Pull each line containing "chiếu" out of the data and copy it.
[Opening Provided entries section]
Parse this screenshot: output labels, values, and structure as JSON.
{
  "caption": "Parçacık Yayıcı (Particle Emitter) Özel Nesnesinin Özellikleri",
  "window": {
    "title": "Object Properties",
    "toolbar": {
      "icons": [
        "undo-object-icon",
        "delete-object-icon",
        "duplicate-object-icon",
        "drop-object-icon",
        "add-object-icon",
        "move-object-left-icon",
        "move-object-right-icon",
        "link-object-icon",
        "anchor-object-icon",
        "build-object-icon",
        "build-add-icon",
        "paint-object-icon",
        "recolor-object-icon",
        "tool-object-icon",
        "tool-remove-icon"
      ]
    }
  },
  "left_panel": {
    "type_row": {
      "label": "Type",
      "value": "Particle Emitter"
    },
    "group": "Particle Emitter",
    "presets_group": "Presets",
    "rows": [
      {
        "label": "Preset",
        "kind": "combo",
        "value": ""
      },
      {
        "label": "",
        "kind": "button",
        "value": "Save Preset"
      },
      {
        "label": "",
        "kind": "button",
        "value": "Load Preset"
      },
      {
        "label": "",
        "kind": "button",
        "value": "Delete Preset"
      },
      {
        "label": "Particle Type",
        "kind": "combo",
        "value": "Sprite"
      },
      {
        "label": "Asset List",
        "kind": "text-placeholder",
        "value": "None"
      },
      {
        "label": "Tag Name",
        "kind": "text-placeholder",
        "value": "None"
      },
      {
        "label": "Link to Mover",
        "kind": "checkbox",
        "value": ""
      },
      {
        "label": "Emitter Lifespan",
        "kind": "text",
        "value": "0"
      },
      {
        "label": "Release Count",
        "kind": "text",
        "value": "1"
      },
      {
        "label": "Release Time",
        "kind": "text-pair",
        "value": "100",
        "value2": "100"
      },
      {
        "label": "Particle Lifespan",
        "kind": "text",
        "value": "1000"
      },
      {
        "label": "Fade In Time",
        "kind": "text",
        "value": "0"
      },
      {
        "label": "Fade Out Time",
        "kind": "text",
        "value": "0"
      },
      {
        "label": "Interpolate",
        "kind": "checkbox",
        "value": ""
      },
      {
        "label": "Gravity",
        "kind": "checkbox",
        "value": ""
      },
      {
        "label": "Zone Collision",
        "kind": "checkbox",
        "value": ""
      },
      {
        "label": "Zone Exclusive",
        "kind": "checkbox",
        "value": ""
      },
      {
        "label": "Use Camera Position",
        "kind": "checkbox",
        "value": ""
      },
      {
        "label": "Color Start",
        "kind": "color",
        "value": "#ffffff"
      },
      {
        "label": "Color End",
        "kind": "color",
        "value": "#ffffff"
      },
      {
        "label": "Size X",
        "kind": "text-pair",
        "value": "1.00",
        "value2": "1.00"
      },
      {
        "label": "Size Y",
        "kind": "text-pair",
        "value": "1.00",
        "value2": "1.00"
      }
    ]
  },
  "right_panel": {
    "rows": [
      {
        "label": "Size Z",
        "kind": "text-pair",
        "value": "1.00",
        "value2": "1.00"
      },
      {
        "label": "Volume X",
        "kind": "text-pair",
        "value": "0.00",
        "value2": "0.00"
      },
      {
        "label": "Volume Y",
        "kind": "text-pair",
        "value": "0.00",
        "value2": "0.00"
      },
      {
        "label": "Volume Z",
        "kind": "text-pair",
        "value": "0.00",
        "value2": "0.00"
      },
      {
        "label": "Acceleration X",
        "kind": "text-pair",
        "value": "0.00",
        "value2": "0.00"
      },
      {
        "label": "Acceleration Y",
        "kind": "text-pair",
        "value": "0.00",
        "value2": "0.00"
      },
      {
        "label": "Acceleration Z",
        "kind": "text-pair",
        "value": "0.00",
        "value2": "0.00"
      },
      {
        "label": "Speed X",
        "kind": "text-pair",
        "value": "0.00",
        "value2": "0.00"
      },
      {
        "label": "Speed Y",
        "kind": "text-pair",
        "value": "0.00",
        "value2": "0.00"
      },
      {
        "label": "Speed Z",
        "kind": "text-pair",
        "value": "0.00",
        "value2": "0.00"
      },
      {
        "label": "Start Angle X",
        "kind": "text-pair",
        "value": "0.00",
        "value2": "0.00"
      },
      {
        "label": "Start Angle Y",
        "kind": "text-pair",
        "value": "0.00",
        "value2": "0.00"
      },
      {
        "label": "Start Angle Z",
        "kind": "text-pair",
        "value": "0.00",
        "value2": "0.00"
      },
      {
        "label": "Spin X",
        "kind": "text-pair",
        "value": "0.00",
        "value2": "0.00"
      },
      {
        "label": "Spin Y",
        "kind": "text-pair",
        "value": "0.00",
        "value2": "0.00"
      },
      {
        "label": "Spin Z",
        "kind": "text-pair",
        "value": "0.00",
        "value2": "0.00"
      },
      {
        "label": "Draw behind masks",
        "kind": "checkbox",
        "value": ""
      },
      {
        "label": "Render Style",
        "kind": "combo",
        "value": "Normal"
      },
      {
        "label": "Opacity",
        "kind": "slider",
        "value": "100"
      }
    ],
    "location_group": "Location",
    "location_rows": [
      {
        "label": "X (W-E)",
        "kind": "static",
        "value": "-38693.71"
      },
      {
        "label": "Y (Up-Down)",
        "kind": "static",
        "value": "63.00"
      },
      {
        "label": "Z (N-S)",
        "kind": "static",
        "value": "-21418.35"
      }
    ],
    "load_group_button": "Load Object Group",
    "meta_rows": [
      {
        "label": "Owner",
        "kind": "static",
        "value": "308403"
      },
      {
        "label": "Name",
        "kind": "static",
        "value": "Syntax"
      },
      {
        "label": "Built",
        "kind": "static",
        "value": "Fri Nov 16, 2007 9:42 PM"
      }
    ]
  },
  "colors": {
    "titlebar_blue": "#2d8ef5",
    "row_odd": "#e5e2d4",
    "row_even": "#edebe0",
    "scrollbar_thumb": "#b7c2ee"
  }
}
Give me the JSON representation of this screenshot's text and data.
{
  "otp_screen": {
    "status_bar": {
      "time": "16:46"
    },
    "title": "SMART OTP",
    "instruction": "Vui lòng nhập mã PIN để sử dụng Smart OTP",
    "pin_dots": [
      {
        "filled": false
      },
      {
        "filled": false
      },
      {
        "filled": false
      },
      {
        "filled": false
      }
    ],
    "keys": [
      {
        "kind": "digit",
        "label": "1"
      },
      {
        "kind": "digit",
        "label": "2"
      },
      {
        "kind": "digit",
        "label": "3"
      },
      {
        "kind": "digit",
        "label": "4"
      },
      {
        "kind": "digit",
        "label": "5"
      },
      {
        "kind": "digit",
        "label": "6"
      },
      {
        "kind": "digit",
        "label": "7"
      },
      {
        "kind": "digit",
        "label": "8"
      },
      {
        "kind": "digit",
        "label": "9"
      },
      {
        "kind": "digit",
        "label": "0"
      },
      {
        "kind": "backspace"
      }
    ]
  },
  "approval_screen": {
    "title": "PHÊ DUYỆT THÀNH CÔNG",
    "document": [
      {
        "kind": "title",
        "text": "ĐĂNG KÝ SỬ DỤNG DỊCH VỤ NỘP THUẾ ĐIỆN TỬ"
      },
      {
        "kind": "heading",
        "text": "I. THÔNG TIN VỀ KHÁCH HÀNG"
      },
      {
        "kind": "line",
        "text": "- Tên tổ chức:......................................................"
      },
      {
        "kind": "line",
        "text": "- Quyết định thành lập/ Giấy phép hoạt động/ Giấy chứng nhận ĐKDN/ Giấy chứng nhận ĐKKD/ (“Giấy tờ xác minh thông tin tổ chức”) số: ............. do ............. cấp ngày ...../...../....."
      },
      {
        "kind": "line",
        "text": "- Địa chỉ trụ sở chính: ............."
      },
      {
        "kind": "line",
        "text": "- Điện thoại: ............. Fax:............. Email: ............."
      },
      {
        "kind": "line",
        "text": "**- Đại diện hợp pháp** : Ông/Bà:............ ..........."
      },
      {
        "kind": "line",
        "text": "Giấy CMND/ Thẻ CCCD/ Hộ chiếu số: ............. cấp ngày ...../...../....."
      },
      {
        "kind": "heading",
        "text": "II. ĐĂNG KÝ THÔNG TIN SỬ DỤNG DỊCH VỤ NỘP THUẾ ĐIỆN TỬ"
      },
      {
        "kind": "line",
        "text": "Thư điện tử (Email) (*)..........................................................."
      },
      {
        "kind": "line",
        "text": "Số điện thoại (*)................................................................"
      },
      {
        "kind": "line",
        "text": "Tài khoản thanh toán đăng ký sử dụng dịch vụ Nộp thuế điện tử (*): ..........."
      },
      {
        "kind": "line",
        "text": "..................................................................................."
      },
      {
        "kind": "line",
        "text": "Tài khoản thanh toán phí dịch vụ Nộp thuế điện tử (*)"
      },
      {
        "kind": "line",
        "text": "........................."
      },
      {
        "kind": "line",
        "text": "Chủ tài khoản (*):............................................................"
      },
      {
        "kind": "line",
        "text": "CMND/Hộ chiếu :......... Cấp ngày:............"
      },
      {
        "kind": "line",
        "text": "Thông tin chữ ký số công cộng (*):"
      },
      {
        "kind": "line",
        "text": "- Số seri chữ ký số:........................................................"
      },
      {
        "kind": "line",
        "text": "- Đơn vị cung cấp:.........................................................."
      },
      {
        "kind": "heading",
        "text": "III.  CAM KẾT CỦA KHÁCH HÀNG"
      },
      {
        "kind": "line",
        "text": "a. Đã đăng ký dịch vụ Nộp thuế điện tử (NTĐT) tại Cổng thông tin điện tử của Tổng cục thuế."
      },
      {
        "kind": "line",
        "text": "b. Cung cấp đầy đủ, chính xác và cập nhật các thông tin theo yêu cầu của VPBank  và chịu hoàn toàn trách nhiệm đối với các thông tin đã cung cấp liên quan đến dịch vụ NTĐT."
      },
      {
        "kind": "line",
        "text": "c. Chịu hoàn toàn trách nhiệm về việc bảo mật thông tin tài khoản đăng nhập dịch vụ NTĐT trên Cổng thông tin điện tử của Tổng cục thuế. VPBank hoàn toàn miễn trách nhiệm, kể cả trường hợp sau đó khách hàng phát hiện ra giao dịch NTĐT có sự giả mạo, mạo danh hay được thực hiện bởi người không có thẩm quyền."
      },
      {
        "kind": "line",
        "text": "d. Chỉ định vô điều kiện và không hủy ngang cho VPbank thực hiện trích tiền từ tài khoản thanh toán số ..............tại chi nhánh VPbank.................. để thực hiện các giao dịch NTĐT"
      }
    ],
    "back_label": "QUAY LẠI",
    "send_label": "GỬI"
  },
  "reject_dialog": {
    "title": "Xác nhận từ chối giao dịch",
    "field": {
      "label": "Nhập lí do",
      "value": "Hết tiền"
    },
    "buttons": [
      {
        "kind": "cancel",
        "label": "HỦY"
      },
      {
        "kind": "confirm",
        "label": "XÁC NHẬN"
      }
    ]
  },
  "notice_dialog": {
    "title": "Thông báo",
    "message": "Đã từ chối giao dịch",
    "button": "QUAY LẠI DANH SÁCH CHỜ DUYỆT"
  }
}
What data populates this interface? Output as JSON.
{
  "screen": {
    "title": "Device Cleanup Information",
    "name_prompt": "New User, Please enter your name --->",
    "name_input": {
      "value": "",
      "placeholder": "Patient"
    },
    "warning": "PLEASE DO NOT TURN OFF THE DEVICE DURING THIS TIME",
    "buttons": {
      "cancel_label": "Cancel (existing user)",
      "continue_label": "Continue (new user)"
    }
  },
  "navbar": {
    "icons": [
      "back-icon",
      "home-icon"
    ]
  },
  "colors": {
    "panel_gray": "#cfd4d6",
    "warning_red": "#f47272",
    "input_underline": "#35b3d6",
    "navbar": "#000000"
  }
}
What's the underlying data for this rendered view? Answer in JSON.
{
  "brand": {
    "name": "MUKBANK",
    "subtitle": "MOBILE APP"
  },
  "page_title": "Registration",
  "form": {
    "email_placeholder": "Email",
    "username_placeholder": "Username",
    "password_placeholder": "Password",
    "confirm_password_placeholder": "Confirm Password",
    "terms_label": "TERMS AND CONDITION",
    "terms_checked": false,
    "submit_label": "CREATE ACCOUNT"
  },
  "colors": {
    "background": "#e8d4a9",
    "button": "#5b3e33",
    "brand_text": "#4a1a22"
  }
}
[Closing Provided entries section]
Final answer
        "text": "Giấy CMND/ Thẻ CCCD/ Hộ chiếu số: ............. cấp ngày ...../...../....."
        "text": "CMND/Hộ chiếu :......... Cấp ngày:............"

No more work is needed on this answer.